My dad’s car was less familiar to than me than my mother’s; it was a blue boat of a Buick with soft blue interior like short carpeting. He took his car to work everyday, and rarely picked us up from school, camp, friends’ houses, ceramic lessons, and soccer. But we’d take it on long family trips, my brother and I lying in the backseat poking each other and watching for punch-buggies or playing word games, listening drowsily to my parents’ voices from the front seat, fading into dreams.
A car is a way of being in the same body—four heartbeats speeding towards a common destination.
Like our bodies, cars are fallible, and like life, driving is dangerous or fatal. A good friend died in a car accident in high school, and every year in my hometown there are several deaths of new teenage drivers. Adults can have accidents too. They fall asleep, they drink, they speed, they text and fiddle with the radio dial and are blinded by rain, they talk on their phones and their brain focuses on the conversation and away from the road. I know that to travel is not always to arrive.
A car is a capsule of faith and fate, the breath inside hoping.
I once brought my car in to be fixed for a blown tire and the mechanic told me there had been a bubble, that I was lucky it hadn’t burst on the highway.
Because the tire wasn’t perfectly round, he said.
Why wasn’t it round?
Because humans make tires. And since humans aren’t perfect a tire will never be perfectly round.
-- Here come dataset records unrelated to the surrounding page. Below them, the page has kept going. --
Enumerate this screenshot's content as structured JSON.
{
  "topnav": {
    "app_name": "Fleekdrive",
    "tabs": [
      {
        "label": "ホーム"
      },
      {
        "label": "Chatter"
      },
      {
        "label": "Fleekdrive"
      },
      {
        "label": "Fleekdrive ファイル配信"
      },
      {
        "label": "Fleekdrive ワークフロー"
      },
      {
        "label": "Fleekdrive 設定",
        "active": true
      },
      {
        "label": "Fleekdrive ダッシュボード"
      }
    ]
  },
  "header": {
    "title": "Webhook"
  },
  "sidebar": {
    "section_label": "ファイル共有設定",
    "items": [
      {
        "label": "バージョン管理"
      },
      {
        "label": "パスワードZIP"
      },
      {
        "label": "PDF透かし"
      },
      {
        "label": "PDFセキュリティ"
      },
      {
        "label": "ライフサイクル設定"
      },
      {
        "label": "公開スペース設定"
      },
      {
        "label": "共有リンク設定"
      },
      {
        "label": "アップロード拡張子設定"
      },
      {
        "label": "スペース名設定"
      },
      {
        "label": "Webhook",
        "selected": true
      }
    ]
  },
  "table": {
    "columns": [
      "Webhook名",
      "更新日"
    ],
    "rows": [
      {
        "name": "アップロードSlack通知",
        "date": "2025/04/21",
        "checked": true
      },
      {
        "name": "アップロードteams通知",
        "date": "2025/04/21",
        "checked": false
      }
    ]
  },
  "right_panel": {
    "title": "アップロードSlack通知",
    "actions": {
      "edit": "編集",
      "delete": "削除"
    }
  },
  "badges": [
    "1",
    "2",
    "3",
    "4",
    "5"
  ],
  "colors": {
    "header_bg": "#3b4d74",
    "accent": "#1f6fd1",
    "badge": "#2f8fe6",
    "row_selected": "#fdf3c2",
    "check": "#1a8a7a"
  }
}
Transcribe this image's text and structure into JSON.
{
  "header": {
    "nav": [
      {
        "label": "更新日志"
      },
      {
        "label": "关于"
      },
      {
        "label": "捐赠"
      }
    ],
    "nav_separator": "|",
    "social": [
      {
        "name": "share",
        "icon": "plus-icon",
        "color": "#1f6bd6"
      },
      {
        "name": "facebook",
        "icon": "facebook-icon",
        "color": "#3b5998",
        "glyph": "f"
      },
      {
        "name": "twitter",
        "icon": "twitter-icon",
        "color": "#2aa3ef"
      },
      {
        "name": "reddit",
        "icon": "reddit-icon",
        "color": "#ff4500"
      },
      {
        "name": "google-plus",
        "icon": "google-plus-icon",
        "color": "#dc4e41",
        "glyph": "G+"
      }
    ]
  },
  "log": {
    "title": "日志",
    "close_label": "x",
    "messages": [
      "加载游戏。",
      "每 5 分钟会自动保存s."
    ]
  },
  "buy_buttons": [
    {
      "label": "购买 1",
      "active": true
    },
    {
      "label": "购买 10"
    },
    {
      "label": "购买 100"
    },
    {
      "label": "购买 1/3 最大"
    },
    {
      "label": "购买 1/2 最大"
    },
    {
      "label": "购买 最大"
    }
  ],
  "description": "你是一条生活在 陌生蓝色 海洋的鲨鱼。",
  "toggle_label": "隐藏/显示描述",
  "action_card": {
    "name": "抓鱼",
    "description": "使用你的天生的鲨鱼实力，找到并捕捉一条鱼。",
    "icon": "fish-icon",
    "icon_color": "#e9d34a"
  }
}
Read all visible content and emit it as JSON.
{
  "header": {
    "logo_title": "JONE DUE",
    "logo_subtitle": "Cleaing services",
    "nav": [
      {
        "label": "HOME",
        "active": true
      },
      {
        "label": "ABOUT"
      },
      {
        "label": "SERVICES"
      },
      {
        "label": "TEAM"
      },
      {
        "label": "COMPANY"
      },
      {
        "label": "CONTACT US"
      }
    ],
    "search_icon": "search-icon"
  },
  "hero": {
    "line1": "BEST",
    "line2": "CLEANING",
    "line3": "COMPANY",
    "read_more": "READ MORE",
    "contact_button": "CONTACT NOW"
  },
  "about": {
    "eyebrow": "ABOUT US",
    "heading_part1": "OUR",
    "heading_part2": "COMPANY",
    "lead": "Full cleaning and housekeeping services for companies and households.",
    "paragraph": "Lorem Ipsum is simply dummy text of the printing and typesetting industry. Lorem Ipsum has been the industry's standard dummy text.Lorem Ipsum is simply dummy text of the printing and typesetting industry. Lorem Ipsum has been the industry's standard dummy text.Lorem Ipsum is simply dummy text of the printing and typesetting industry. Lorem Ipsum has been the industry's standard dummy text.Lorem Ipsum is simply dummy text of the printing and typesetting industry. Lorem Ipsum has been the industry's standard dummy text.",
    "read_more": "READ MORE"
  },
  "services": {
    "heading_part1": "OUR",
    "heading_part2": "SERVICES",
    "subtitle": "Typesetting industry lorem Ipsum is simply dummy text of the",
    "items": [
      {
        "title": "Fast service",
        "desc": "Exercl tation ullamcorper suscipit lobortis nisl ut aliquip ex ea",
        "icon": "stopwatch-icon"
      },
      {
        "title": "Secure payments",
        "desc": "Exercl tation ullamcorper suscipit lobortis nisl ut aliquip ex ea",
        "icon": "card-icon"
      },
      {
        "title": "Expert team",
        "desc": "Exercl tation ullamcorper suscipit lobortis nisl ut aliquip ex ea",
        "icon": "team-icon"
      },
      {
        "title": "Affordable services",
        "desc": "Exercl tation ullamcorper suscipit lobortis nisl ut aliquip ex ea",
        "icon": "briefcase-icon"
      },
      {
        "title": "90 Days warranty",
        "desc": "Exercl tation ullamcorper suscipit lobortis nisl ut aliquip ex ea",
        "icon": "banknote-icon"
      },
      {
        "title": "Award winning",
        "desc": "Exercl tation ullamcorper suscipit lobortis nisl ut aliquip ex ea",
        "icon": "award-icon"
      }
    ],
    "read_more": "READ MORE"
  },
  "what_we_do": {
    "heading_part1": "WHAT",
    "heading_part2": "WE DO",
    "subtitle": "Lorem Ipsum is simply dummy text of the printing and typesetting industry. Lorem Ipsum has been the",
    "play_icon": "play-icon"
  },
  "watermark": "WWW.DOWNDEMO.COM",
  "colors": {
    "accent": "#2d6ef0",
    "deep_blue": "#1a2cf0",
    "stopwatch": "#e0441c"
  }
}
We’re human, after all, men, women, and all outside of and in between those distinctions. We each want to experience power, safety, beauty, seduction, and freedom. I dreamed of the mechanic that night. As again and again he said, a tire will never be perfectly round, I could see his words blooming above his head, only in my dream the word round became a sphere itself, a slowly turning wheel, and we rested in the perfect curves of that word.
Car travel is the perfect combination of being where you are and arriving somewhere better. It’s acceptance with an escape plan, an intimacy with the self as the road passes smoothly under the tires and the mind alternates between euphoric perspective and dismal boredom. In a car alone one is free to sing as flamboyantly or shamelessly emotionally as one likes, belting out the vulgar along with the sentimental, and to cry as pitifully as one can while keeping just enough of one’s vision on the road. To witness others emoting in their cars is to see a pantomime. From the outside they are silently sobbing, soundlessly screaming into their phones, uninhibitedly belting a chorus, raw and honest. We, locked in our protected boxes, are all screaming, raging, singing, laughing, our breath fogging the windshield, while outside the lights go: green, yellow, red.
Rumpus original art by Kaili Doud.